Eric

Earl
05-31-2006, 10:39 PM
APS is brand new to LightWave. I would be very surprised if we didn't see some pretty amazing enhancements to it in either the 9.x cycle or in LW 10. Things such as iterative subdivision or perhaps some cool way to handle the memory of the mesh without requiring loads of RAM. NewTek's got some really bright guys working on LightWave now. :D

ericsmith
05-31-2006, 11:09 PM
What is "iterative subdivision"?

Eric

Lightwolf
06-01-2006, 12:49 AM
What is "iterative subdivision"?

- subdivide a polygon
- check if it has reached a (user supplied) limit
- repeat if it hasn't reached the limit

That's it...

Cheers,
Mike

Earl
06-01-2006, 09:30 AM
What is "iterative subdivision"?

Eric
Currently if you have a single large polygon and you want to use it for a landscape that is subdivided more in the foreground and less in the background you cannot accomplish this with APS - unless the mesh that makes up the landscape is already subdivided to an extent. A single polygon will always subdivide evenly with the current APS system. Iterative subdivision would allow the renderer to subdivide the polygon once, then check to see if your specified division settings are met and if not subdivide only the areas that still need more division.

And as Mike said, it would iterate as necessary.

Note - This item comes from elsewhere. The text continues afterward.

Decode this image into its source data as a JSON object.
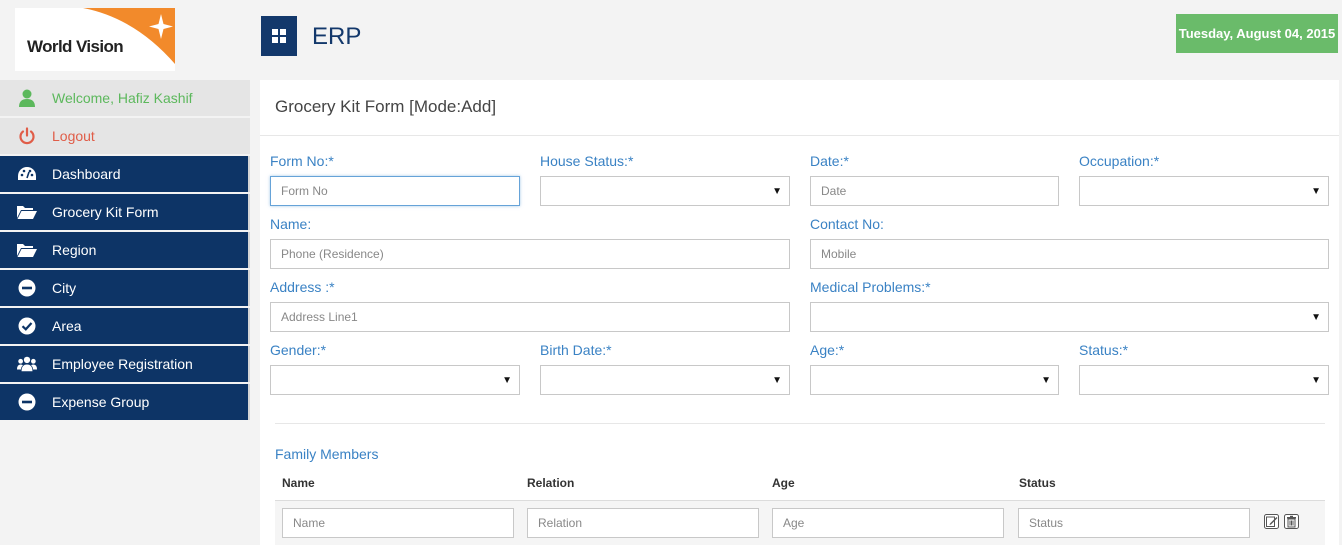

wacom
06-01-2006, 11:08 AM
Well even in the beta the amount of memeory use by APS has greatly improved. I hope and have faith it will get even better.